[Opening Supplied records section]

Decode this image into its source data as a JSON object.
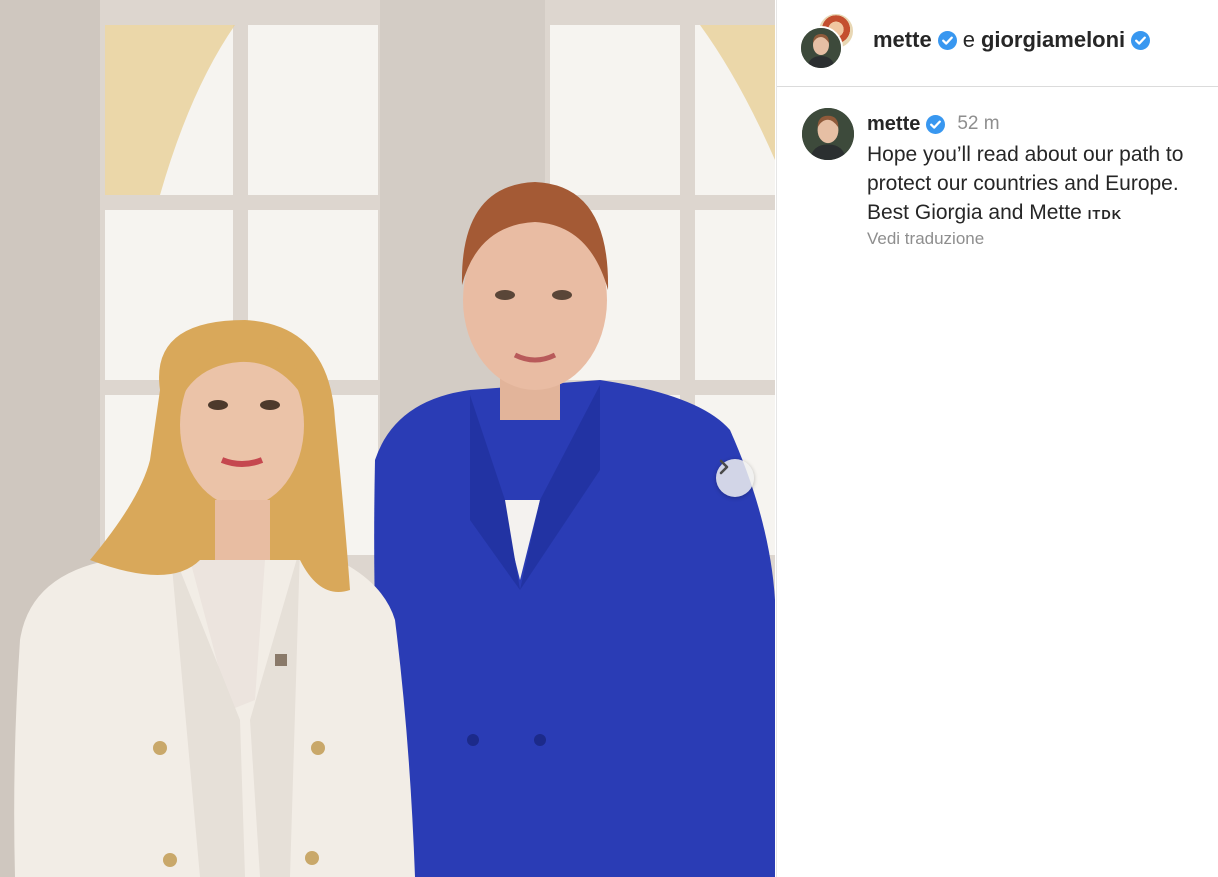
{
  "header": {
    "user1": "mette",
    "conjunction": "e",
    "user2": "giorgiameloni"
  },
  "comment": {
    "username": "mette",
    "time": "52 m",
    "text": "Hope you’ll read about our path to\nprotect our countries and Europe.\nBest Giorgia and Mette",
    "flags": "ITDK",
    "translate": "Vedi traduzione"
  },
  "colors": {
    "verified": "#3897f0",
    "text": "#262626",
    "muted": "#8e8e8e",
    "blazer_blue": "#2a3cb5",
    "blazer_white": "#f2ede6"
  },
  "icons": {
    "verified": "verified-badge-icon",
    "next": "chevron-right-icon"
  }
}
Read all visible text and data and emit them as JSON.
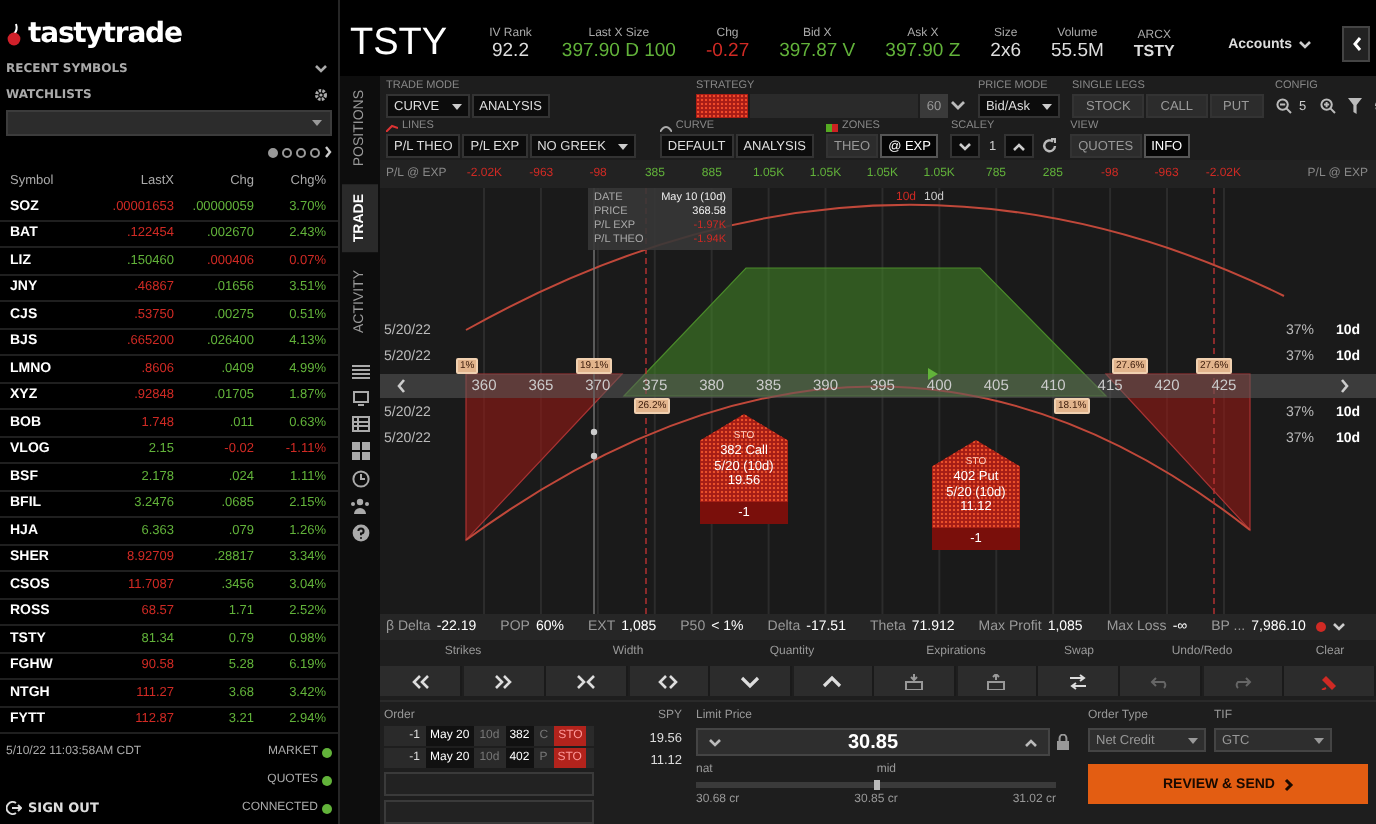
{
  "logo": "tastytrade",
  "sidebar": {
    "recent_symbols": "RECENT SYMBOLS",
    "watchlists": "WATCHLISTS",
    "pager": [
      {
        "selected": true
      },
      {
        "selected": false
      },
      {
        "selected": false
      },
      {
        "selected": false
      }
    ],
    "columns": [
      "Symbol",
      "LastX",
      "Chg",
      "Chg%"
    ],
    "rows": [
      {
        "symbol": "SOZ",
        "last": ".00001653",
        "last_up": false,
        "chg": ".00000059",
        "chg_pct": "3.70%",
        "chg_up": true
      },
      {
        "symbol": "BAT",
        "last": ".122454",
        "last_up": false,
        "chg": ".002670",
        "chg_pct": "2.43%",
        "chg_up": true
      },
      {
        "symbol": "LIZ",
        "last": ".150460",
        "last_up": true,
        "chg": ".000406",
        "chg_pct": "0.07%",
        "chg_up": false
      },
      {
        "symbol": "JNY",
        "last": ".46867",
        "last_up": false,
        "chg": ".01656",
        "chg_pct": "3.51%",
        "chg_up": true
      },
      {
        "symbol": "CJS",
        "last": ".53750",
        "last_up": false,
        "chg": ".00275",
        "chg_pct": "0.51%",
        "chg_up": true
      },
      {
        "symbol": "BJS",
        "last": ".665200",
        "last_up": false,
        "chg": ".026400",
        "chg_pct": "4.13%",
        "chg_up": true
      },
      {
        "symbol": "LMNO",
        "last": ".8606",
        "last_up": false,
        "chg": ".0409",
        "chg_pct": "4.99%",
        "chg_up": true
      },
      {
        "symbol": "XYZ",
        "last": ".92848",
        "last_up": false,
        "chg": ".01705",
        "chg_pct": "1.87%",
        "chg_up": true
      },
      {
        "symbol": "BOB",
        "last": "1.748",
        "last_up": false,
        "chg": ".011",
        "chg_pct": "0.63%",
        "chg_up": true
      },
      {
        "symbol": "VLOG",
        "last": "2.15",
        "last_up": true,
        "chg": "-0.02",
        "chg_pct": "-1.11%",
        "chg_up": false
      },
      {
        "symbol": "BSF",
        "last": "2.178",
        "last_up": true,
        "chg": ".024",
        "chg_pct": "1.11%",
        "chg_up": true
      },
      {
        "symbol": "BFIL",
        "last": "3.2476",
        "last_up": true,
        "chg": ".0685",
        "chg_pct": "2.15%",
        "chg_up": true
      },
      {
        "symbol": "HJA",
        "last": "6.363",
        "last_up": true,
        "chg": ".079",
        "chg_pct": "1.26%",
        "chg_up": true
      },
      {
        "symbol": "SHER",
        "last": "8.92709",
        "last_up": false,
        "chg": ".28817",
        "chg_pct": "3.34%",
        "chg_up": true
      },
      {
        "symbol": "CSOS",
        "last": "11.7087",
        "last_up": false,
        "chg": ".3456",
        "chg_pct": "3.04%",
        "chg_up": true
      },
      {
        "symbol": "ROSS",
        "last": "68.57",
        "last_up": false,
        "chg": "1.71",
        "chg_pct": "2.52%",
        "chg_up": true
      },
      {
        "symbol": "TSTY",
        "last": "81.34",
        "last_up": true,
        "chg": "0.79",
        "chg_pct": "0.98%",
        "chg_up": true
      },
      {
        "symbol": "FGHW",
        "last": "90.58",
        "last_up": false,
        "chg": "5.28",
        "chg_pct": "6.19%",
        "chg_up": true
      },
      {
        "symbol": "NTGH",
        "last": "111.27",
        "last_up": false,
        "chg": "3.68",
        "chg_pct": "3.42%",
        "chg_up": true
      },
      {
        "symbol": "FYTT",
        "last": "112.87",
        "last_up": false,
        "chg": "3.21",
        "chg_pct": "2.94%",
        "chg_up": true
      }
    ],
    "timestamp": "5/10/22 11:03:58AM CDT",
    "statuses": [
      {
        "label": "MARKET",
        "on": true
      },
      {
        "label": "QUOTES",
        "on": true
      },
      {
        "label": "CONNECTED",
        "on": true
      }
    ],
    "sign_out": "SIGN OUT"
  },
  "quote": {
    "symbol": "TSTY",
    "stats": [
      {
        "label": "IV Rank",
        "value": "92.2",
        "color": "#dddddd"
      },
      {
        "label": "Last X Size",
        "value": "397.90 D 100",
        "color": "#62b33a"
      },
      {
        "label": "Chg",
        "value": "-0.27",
        "color": "#d02a24"
      },
      {
        "label": "Bid X",
        "value": "397.87 V",
        "color": "#62b33a"
      },
      {
        "label": "Ask X",
        "value": "397.90 Z",
        "color": "#62b33a"
      },
      {
        "label": "Size",
        "value": "2x6",
        "color": "#dddddd"
      },
      {
        "label": "Volume",
        "value": "55.5M",
        "color": "#dddddd"
      },
      {
        "label": "ARCX",
        "value": "TSTY",
        "color": "#dddddd"
      }
    ],
    "accounts": "Accounts"
  },
  "side_tabs": [
    {
      "label": "POSITIONS",
      "selected": false
    },
    {
      "label": "TRADE",
      "selected": true
    },
    {
      "label": "ACTIVITY",
      "selected": false
    }
  ],
  "toolbar": {
    "trade_mode": {
      "label": "TRADE MODE",
      "dropdown": "CURVE",
      "button": "ANALYSIS"
    },
    "strategy": {
      "label": "STRATEGY",
      "value": "60"
    },
    "price_mode": {
      "label": "PRICE MODE",
      "dropdown": "Bid/Ask"
    },
    "single_legs": {
      "label": "SINGLE LEGS",
      "buttons": [
        "STOCK",
        "CALL",
        "PUT"
      ]
    },
    "config": {
      "label": "CONFIG",
      "zoom": "5"
    },
    "lines": {
      "label": "LINES",
      "buttons": [
        "P/L THEO",
        "P/L EXP"
      ],
      "dropdown": "NO GREEK"
    },
    "curve": {
      "label": "CURVE",
      "buttons": [
        "DEFAULT",
        "ANALYSIS"
      ]
    },
    "zones": {
      "label": "ZONES",
      "options": [
        {
          "label": "THEO",
          "selected": false
        },
        {
          "label": "@ EXP",
          "selected": true
        }
      ]
    },
    "scale_y": {
      "label": "SCALEY",
      "value": "1"
    },
    "view": {
      "label": "VIEW",
      "options": [
        {
          "label": "QUOTES",
          "selected": false
        },
        {
          "label": "INFO",
          "selected": true
        }
      ]
    }
  },
  "chart": {
    "header_labels": [
      "P/L @ EXP",
      "P/L @ EXP"
    ],
    "pl_at_exp": [
      {
        "value": "-2.02K",
        "profit": false
      },
      {
        "value": "-963",
        "profit": false
      },
      {
        "value": "-98",
        "profit": false
      },
      {
        "value": "385",
        "profit": true
      },
      {
        "value": "885",
        "profit": true
      },
      {
        "value": "1.05K",
        "profit": true
      },
      {
        "value": "1.05K",
        "profit": true
      },
      {
        "value": "1.05K",
        "profit": true
      },
      {
        "value": "1.05K",
        "profit": true
      },
      {
        "value": "785",
        "profit": true
      },
      {
        "value": "285",
        "profit": true
      },
      {
        "value": "-98",
        "profit": false
      },
      {
        "value": "-963",
        "profit": false
      },
      {
        "value": "-2.02K",
        "profit": false
      }
    ],
    "tooltip": [
      {
        "label": "DATE",
        "value": "May 10 (10d)",
        "loss": false
      },
      {
        "label": "PRICE",
        "value": "368.58",
        "loss": false
      },
      {
        "label": "P/L EXP",
        "value": "-1.97K",
        "loss": true
      },
      {
        "label": "P/L THEO",
        "value": "-1.94K",
        "loss": true
      }
    ],
    "curve_labels": [
      {
        "text": "10d",
        "loss": true
      },
      {
        "text": "10d",
        "loss": false
      }
    ],
    "strikes": [
      "360",
      "365",
      "370",
      "375",
      "380",
      "385",
      "390",
      "395",
      "400",
      "405",
      "410",
      "415",
      "420",
      "425"
    ],
    "expirations": [
      {
        "date": "5/20/22",
        "iv": "37%",
        "dte": "10d"
      },
      {
        "date": "5/20/22",
        "iv": "37%",
        "dte": "10d"
      },
      {
        "date": "5/20/22",
        "iv": "37%",
        "dte": "10d"
      },
      {
        "date": "5/20/22",
        "iv": "37%",
        "dte": "10d"
      }
    ],
    "probabilities": [
      "1%",
      "19.1%",
      "26.2%",
      "18.1%",
      "27.6%",
      "27.6%"
    ],
    "legs": [
      {
        "action": "STO",
        "title": "382 Call",
        "expiry": "5/20 (10d)",
        "price": "19.56",
        "quantity": "-1"
      },
      {
        "action": "STO",
        "title": "402 Put",
        "expiry": "5/20 (10d)",
        "price": "11.12",
        "quantity": "-1"
      }
    ]
  },
  "stats": [
    {
      "label": "β Delta",
      "value": "-22.19"
    },
    {
      "label": "POP",
      "value": "60%"
    },
    {
      "label": "EXT",
      "value": "1,085"
    },
    {
      "label": "P50",
      "value": "< 1%"
    },
    {
      "label": "Delta",
      "value": "-17.51"
    },
    {
      "label": "Theta",
      "value": "71.912"
    },
    {
      "label": "Max Profit",
      "value": "1,085"
    },
    {
      "label": "Max Loss",
      "value": "-∞"
    },
    {
      "label": "BP ...",
      "value": "7,986.10"
    }
  ],
  "controls": [
    "Strikes",
    "Width",
    "Quantity",
    "Expirations",
    "Swap",
    "Undo/Redo",
    "Clear"
  ],
  "order": {
    "label": "Order",
    "symbol": "SPY",
    "legs": [
      {
        "quantity": "-1",
        "month": "May 20",
        "dte": "10d",
        "strike": "382",
        "type": "C",
        "action": "STO",
        "price": "19.56"
      },
      {
        "quantity": "-1",
        "month": "May 20",
        "dte": "10d",
        "strike": "402",
        "type": "P",
        "action": "STO",
        "price": "11.12"
      }
    ],
    "limit_label": "Limit Price",
    "limit": "30.85",
    "nat_label": "nat",
    "mid_label": "mid",
    "level": 0.5,
    "nat": "30.68 cr",
    "mid": "30.85 cr",
    "far": "31.02 cr",
    "order_type_label": "Order Type",
    "order_type": "Net Credit",
    "tif_label": "TIF",
    "tif": "GTC",
    "submit": "REVIEW & SEND"
  }
}
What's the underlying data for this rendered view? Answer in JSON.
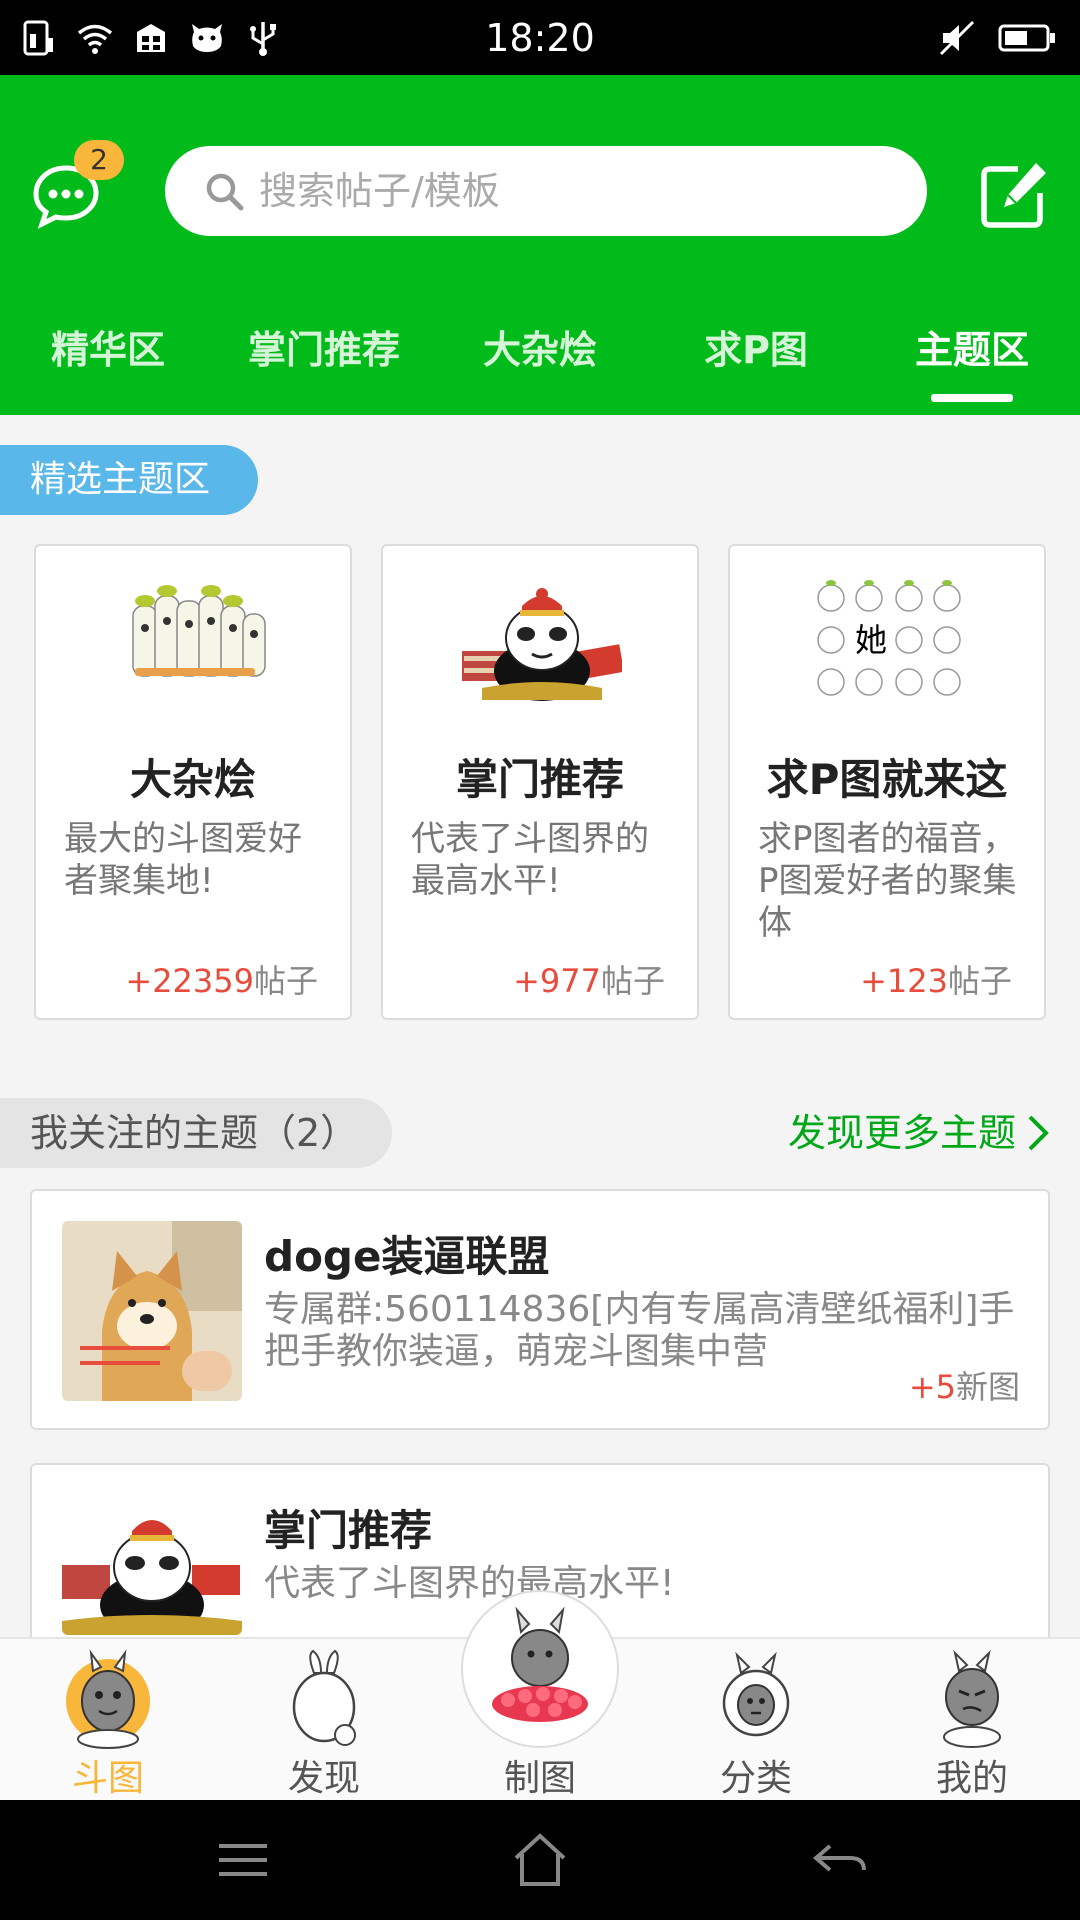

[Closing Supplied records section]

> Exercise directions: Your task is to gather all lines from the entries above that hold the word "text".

> Answer area:
    "text": "Hope you’ll read about our path to\nprotect our countries and Europe.\nBest Giorgia and Mette",
    "text": "#262626",
Read all visible text and data and emit them as JSON.
        "text": "10d",
        "text": "10d",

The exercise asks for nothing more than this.